UPDATE, 7:05 AM: CEO David Zaslav refused to put any daylight between himself and Oprah Winfrey as analysts in a conference call this morning asked for more insight into the prospects for their struggling OWN joint venture. Now that Winfrey is running the operation, it has “a team she has confidence in, and I have confidence in,” he said. He sidestepped a question about whether Discovery has the right to terminate its agreement with Winfrey, or to re-purpose the channel — for example by moving it to the Web. “We’re up for about a year,” he says. “If we grow a meaningful audience, and we think we will, this will be a significant asset.” Zaslav says that the channel “learned a great deal about its audience” last year and is “off to a nice start in 2012” with returning shows including Our America With Lisa Ling and Sweetie Pie. Also, “Oprah will be featured in additional formats. … We’re excited to grow this network in 2012.” The company says that, as a matter of policy, it doesn’t break out profits for individual channels.
Zaslav was more optimistic than most other execs have been this earnings season about the ad market.
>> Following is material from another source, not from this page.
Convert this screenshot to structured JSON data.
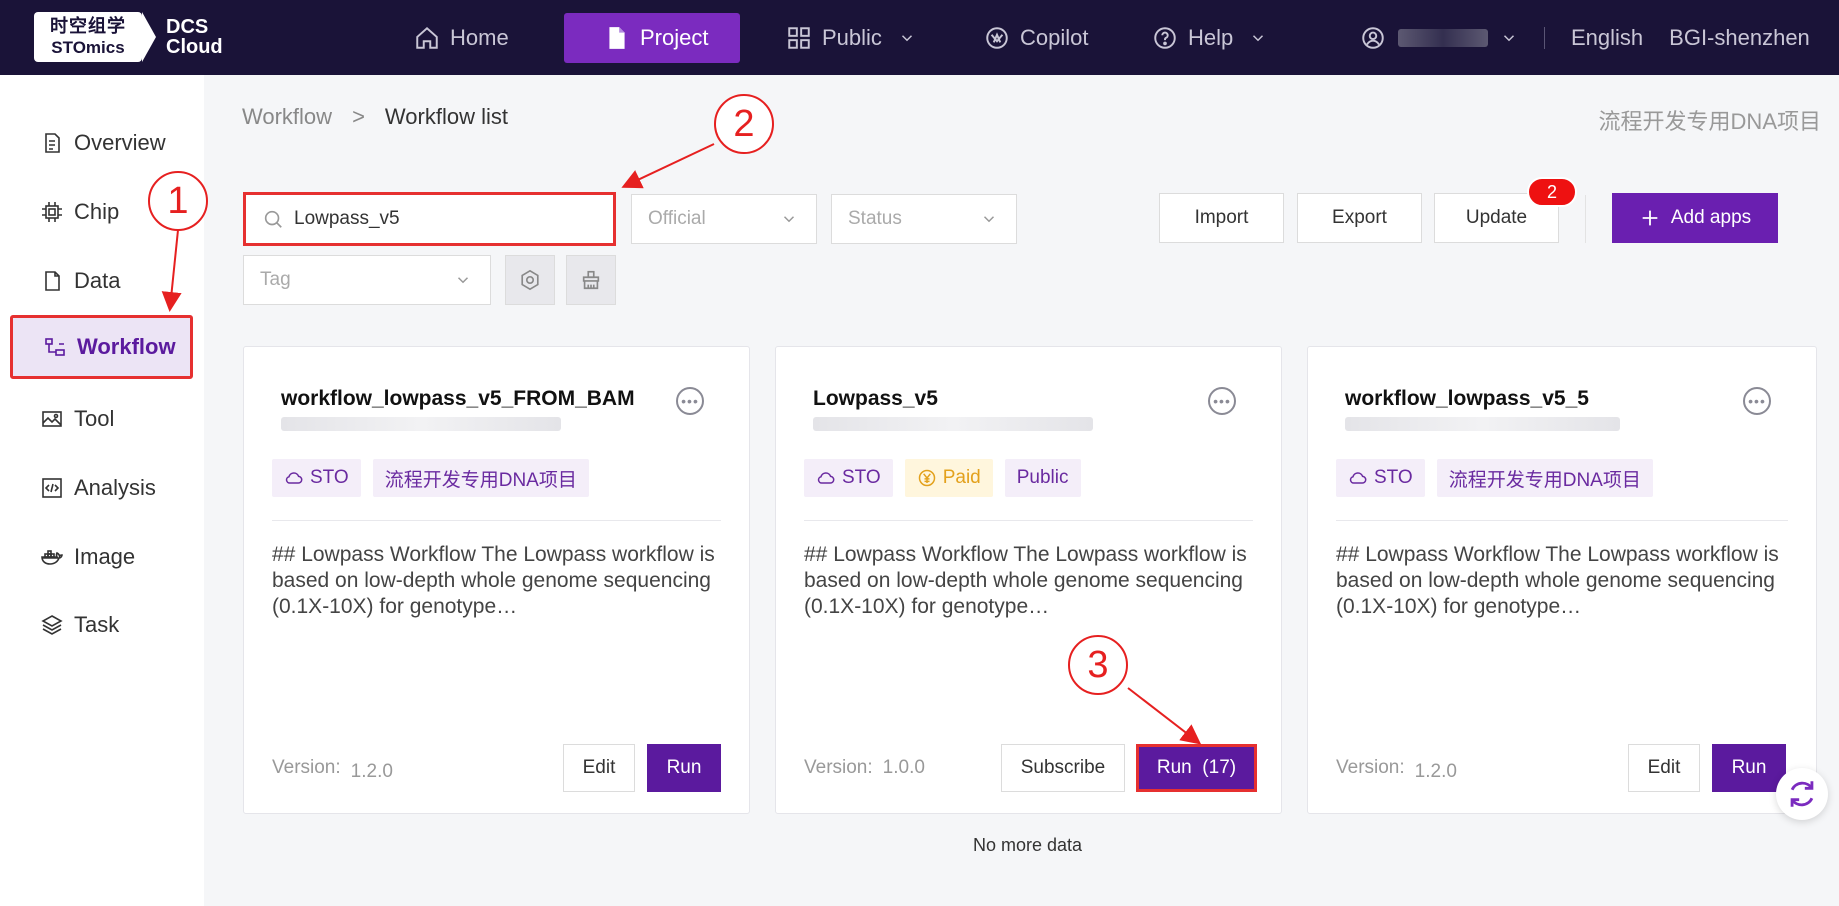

He says that scatter pricing in Q4 was “strong throughout the quarter” and up 17% vs the upfront market — and he expects “a strong and steady scatter price environment” in 2012. Discovery benefited from the growing ratings at many of its smaller networks including Discovery Fit & Health and Velocity. The Hub, Discovery’s kids’ channel joint venture with Hasbro, has built its audience every quarter. In Q4 — the first opportunity to make a year-over-year comparison — it was up 31% in total day viewing among kids 11 and under. But Zaslav lavished most of his praise on ID: Investigation Discovery, which he called the largest driver of the company’s ad growth. The channel “is enormously strong in daytime,” he says. It has grown so quickly, though, that “it’s going to take a while for us to get the (ad rate) where we think it should be.”
On other matters, Zaslav says he expects to see a big increase in 2012 in payments for his channels and programming. Netflix should face new competitors who’ll want Discovery’s content. “We’re in discussions with a number of players for a window similar to Netflix” which gets Discovery shows about 18 months after they’ve run on pay TV. The company has seen no evidence to indicate that the digital platforms cannibalize conventional TV viewers “but we’re going to watch it.” Discovery also could see a big bump in the fees pay TV companies pay as carriage agreements begin to come up for renewal later this year. Although Discovery won’t say when specific deals expire, Zaslav says that each agreement encompasses all of his channels. “We’ll be looking for a lot more value and we’ll see how it goes.” He also plans to drive a hard bargain for pay TV companies that want to stream Discovery shows to subscribers on their TV Everywhere platforms. “Our existing deals do not provide” TV Everywhere streaming rights, Zaslav says. Although he likes the initiatives, which could boost viewership, he says Discovery wants to be paid. “Right now we’re in discussion as to what’s the value.”
PREVIOUS, 4:09 AM: The cable network company credits strong ad sales — as well as $109M from foreign tax credits — for its year end performance. Discovery generated net income of $337M, up 71.1% vs the Q4 period in 2010, on revenues of $1.1B, up 10.5%. The revenue figure nearly matched the consensus forecast among analysts following the company. But earnings at 86 cents a share handily beat the 69 cents that the Street expected. Discovery’s U.S. networks were a big driver of the revenue growth, with $677M, up 11%. The company says that ad sales rose 13% to $364M as channels raised prices and still managed to sell out more of their inventory. Meanwhile, fees from pay TV providers were up 7% to $282M. The revenue figure does not include OWN, the joint venture with Oprah Winfrey. It was created in January 2010 from what had been the Discovery Health channel; if you take that out of the 2010 Q4 results, then ad sales would be up 17% with pay TV fees up 8%. Discovery also saw strong growth from its international networks where revenues were up 12% to $401M. That was largely based on an 18% increase in ad sales to $160M and a 10% jump in pay TV fees to $225M. CEO David Zaslav credits “the power and universal appeal of our non-fiction programming.” He adds that this year “we remain focused on taking market share globally while delivering value to our shareholders through sustained financial results and capital returns.” Discovery told investors that full year revenues in 2012 could go as high as $4.58B, which would be up 8%.